Chairman/Chief Executive of the National Drug Law Enforcement Agency, Brig.-Gen. Buba Marwa (retd.), on Wednesday, warned the National Assembly not to legalise the use of cannabis, popularly known as hemp, in Nigeria.
Marwa said drug abuse, particularly among the youth, is one of the major factors contributing to the agitations and unrests in the country.
The NDLEA boss stated this in his goodwill message at the opening session of a three-day Special Summit on National Security organised by the House of Representatives.
The House had in January proposed legalisation of cultivation and trading in cannabis for medical and cosmetic use, research purposes as well as revenue generation for Nigeria.
This is being proposed in the Cannabis Control Bill 2020, sponsored by Miriam Onuoha, which is awaiting second reading.
The legislation is titled, ‘A Bill for an Act to Regulate the Cultivation, Possession, Availability and Trade of Cannabis for Medical and Research Use, and Related Purposes.’
Cannabis cultivation and sale are presently prohibited in the country.
If the bill becomes law, hospitals and doctors will be allowed to prescribe doses of cannabis for treatment of patients, while pharmacies and stores will be allowed to sell the drug.
But the proposed law sets conditions for the cultivation, buying, selling and consumption of the drug.
Marwa warned that the move would reverse the progress so far recorded in the fight against drug abuse, warning that the present figure of 10.6 million Nigerians abusing cannabis is already frightening and enough to sound the alarm bell.

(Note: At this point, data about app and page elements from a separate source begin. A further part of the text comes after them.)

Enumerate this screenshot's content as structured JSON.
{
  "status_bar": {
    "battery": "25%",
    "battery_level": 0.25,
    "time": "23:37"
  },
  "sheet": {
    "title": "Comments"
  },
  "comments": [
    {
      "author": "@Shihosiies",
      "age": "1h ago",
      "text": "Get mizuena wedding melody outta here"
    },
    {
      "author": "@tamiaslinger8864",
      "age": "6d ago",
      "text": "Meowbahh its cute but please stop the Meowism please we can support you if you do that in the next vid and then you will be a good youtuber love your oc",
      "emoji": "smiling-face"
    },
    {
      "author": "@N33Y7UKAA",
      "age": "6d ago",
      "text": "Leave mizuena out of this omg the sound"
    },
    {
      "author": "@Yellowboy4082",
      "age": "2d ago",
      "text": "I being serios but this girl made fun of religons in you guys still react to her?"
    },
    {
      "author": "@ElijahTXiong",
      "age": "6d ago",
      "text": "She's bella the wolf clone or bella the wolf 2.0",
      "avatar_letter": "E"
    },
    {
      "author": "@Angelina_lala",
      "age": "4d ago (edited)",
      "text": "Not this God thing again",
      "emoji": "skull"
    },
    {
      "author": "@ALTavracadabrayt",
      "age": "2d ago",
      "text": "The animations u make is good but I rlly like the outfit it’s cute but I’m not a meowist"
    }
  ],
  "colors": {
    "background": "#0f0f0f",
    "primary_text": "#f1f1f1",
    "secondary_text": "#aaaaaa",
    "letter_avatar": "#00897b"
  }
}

He said in part, “Presently, there is no bigger national issue than the issue of insecurity in Nigeria. It is one of the big challenges, if not the biggest, threatening our dear country. Insecurity is today, a full-blown malady with many manifestations such as insurgency, banditry, kidnapping, murder, robbery, reprisal killing, name it.
“The persistence of the problem has forced on us the necessity to start to look at likely extraneous factors that might be sustaining the resistance from the criminal elements and in doing so, try to connect the dots. The permutations will lead to a list of probable causes, which will not exclude the use and abuse of illicit substances. In the final analysis, drug abuse is indeed one of the factors fuelling insecurity.
“The relationship between substance abuse and crime is a fact. What is clear is that no sane human being will rise against society to commit the kind of gross atrocities as we are witnessing in recent years, except such an individual has first hardened his heart with mind-altering substances. The use of drugs for perverted purposes is not a new phenomenon, neither is it something that just started in Nigeria. There are precedents in world history.”